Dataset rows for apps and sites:
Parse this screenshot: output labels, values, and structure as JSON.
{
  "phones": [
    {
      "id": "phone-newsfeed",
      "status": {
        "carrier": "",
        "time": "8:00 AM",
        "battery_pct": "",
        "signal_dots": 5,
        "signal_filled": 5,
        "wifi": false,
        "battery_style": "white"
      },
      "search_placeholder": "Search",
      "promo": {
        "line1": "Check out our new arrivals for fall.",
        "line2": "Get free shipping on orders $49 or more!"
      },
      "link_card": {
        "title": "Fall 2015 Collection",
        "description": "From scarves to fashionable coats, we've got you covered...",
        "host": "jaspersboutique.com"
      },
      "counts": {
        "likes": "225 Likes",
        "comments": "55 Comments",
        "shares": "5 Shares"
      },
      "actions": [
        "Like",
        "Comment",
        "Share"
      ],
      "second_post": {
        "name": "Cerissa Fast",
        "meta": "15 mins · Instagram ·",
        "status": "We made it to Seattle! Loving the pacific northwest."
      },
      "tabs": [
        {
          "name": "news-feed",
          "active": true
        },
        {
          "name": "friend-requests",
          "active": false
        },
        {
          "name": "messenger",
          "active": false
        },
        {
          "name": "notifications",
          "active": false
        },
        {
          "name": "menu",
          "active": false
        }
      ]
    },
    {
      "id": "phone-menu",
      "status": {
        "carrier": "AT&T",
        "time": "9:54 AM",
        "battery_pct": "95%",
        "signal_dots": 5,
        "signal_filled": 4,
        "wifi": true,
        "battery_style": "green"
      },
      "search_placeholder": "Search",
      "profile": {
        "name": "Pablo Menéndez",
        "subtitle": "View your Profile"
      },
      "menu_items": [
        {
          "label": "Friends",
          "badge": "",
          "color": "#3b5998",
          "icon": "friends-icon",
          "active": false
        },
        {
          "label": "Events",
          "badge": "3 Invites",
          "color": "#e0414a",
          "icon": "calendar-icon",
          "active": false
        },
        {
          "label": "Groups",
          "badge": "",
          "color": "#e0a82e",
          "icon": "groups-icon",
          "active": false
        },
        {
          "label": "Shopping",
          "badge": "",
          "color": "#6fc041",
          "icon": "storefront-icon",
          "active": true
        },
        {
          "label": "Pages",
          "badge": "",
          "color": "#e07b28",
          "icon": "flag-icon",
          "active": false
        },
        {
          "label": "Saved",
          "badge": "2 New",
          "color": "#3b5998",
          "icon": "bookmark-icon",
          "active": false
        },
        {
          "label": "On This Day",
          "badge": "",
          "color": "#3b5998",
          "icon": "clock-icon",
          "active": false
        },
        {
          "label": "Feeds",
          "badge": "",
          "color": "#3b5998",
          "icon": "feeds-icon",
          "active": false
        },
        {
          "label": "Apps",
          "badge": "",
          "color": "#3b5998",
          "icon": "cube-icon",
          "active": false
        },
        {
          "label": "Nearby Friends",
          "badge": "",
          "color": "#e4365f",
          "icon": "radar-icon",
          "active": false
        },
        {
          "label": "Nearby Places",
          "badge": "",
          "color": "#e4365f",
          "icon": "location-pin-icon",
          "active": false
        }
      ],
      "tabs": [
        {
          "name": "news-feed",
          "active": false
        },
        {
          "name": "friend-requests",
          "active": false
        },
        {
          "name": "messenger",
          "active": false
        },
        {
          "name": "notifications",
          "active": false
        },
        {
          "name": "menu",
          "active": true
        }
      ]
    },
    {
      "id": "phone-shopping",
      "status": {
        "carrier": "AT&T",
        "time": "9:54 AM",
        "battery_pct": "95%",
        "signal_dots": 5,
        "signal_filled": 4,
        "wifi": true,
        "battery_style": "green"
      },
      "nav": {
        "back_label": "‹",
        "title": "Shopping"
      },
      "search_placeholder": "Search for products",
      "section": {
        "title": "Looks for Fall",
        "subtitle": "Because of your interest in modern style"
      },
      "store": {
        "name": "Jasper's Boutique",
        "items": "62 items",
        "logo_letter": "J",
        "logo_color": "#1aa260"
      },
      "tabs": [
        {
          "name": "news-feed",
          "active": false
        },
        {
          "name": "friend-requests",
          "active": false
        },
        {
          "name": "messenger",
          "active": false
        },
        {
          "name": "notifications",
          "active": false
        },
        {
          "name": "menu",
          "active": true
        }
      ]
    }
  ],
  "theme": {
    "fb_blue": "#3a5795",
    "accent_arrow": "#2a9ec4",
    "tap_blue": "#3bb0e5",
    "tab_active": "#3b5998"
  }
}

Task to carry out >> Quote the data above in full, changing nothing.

Exercise response >>
Parse this screenshot: output labels, values, and structure as JSON.
{
  "phones": [
    {
      "id": "phone-newsfeed",
      "status": {
        "carrier": "",
        "time": "8:00 AM",
        "battery_pct": "",
        "signal_dots": 5,
        "signal_filled": 5,
        "wifi": false,
        "battery_style": "white"
      },
      "search_placeholder": "Search",
      "promo": {
        "line1": "Check out our new arrivals for fall.",
        "line2": "Get free shipping on orders $49 or more!"
      },
      "link_card": {
        "title": "Fall 2015 Collection",
        "description": "From scarves to fashionable coats, we've got you covered...",
        "host": "jaspersboutique.com"
      },
      "counts": {
        "likes": "225 Likes",
        "comments": "55 Comments",
        "shares": "5 Shares"
      },
      "actions": [
        "Like",
        "Comment",
        "Share"
      ],
      "second_post": {
        "name": "Cerissa Fast",
        "meta": "15 mins · Instagram ·",
        "status": "We made it to Seattle! Loving the pacific northwest."
      },
      "tabs": [
        {
          "name": "news-feed",
          "active": true
        },
        {
          "name": "friend-requests",
          "active": false
        },
        {
          "name": "messenger",
          "active": false
        },
        {
          "name": "notifications",
          "active": false
        },
        {
          "name": "menu",
          "active": false
        }
      ]
    },
    {
      "id": "phone-menu",
      "status": {
        "carrier": "AT&T",
        "time": "9:54 AM",
        "battery_pct": "95%",
        "signal_dots": 5,
        "signal_filled": 4,
        "wifi": true,
        "battery_style": "green"
      },
      "search_placeholder": "Search",
      "profile": {
        "name": "Pablo Menéndez",
        "subtitle": "View your Profile"
      },
      "menu_items": [
        {
          "label": "Friends",
          "badge": "",
          "color": "#3b5998",
          "icon": "friends-icon",
          "active": false
        },
        {
          "label": "Events",
          "badge": "3 Invites",
          "color": "#e0414a",
          "icon": "calendar-icon",
          "active": false
        },
        {
          "label": "Groups",
          "badge": "",
          "color": "#e0a82e",
          "icon": "groups-icon",
          "active": false
        },
        {
          "label": "Shopping",
          "badge": "",
          "color": "#6fc041",
          "icon": "storefront-icon",
          "active": true
        },
        {
          "label": "Pages",
          "badge": "",
          "color": "#e07b28",
          "icon": "flag-icon",
          "active": false
        },
        {
          "label": "Saved",
          "badge": "2 New",
          "color": "#3b5998",
          "icon": "bookmark-icon",
          "active": false
        },
        {
          "label": "On This Day",
          "badge": "",
          "color": "#3b5998",
          "icon": "clock-icon",
          "active": false
        },
        {
          "label": "Feeds",
          "badge": "",
          "color": "#3b5998",
          "icon": "feeds-icon",
          "active": false
        },
        {
          "label": "Apps",
          "badge": "",
          "color": "#3b5998",
          "icon": "cube-icon",
          "active": false
        },
        {
          "label": "Nearby Friends",
          "badge": "",
          "color": "#e4365f",
          "icon": "radar-icon",
          "active": false
        },
        {
          "label": "Nearby Places",
          "badge": "",
          "color": "#e4365f",
          "icon": "location-pin-icon",
          "active": false
        }
      ],
      "tabs": [
        {
          "name": "news-feed",
          "active": false
        },
        {
          "name": "friend-requests",
          "active": false
        },
        {
          "name": "messenger",
          "active": false
        },
        {
          "name": "notifications",
          "active": false
        },
        {
          "name": "menu",
          "active": true
        }
      ]
    },
    {
      "id": "phone-shopping",
      "status": {
        "carrier": "AT&T",
        "time": "9:54 AM",
        "battery_pct": "95%",
        "signal_dots": 5,
        "signal_filled": 4,
        "wifi": true,
        "battery_style": "green"
      },
      "nav": {
        "back_label": "‹",
        "title": "Shopping"
      },
      "search_placeholder": "Search for products",
      "section": {
        "title": "Looks for Fall",
        "subtitle": "Because of your interest in modern style"
      },
      "store": {
        "name": "Jasper's Boutique",
        "items": "62 items",
        "logo_letter": "J",
        "logo_color": "#1aa260"
      },
      "tabs": [
        {
          "name": "news-feed",
          "active": false
        },
        {
          "name": "friend-requests",
          "active": false
        },
        {
          "name": "messenger",
          "active": false
        },
        {
          "name": "notifications",
          "active": false
        },
        {
          "name": "menu",
          "active": true
        }
      ]
    }
  ],
  "theme": {
    "fb_blue": "#3a5795",
    "accent_arrow": "#2a9ec4",
    "tap_blue": "#3bb0e5",
    "tab_active": "#3b5998"
  }
}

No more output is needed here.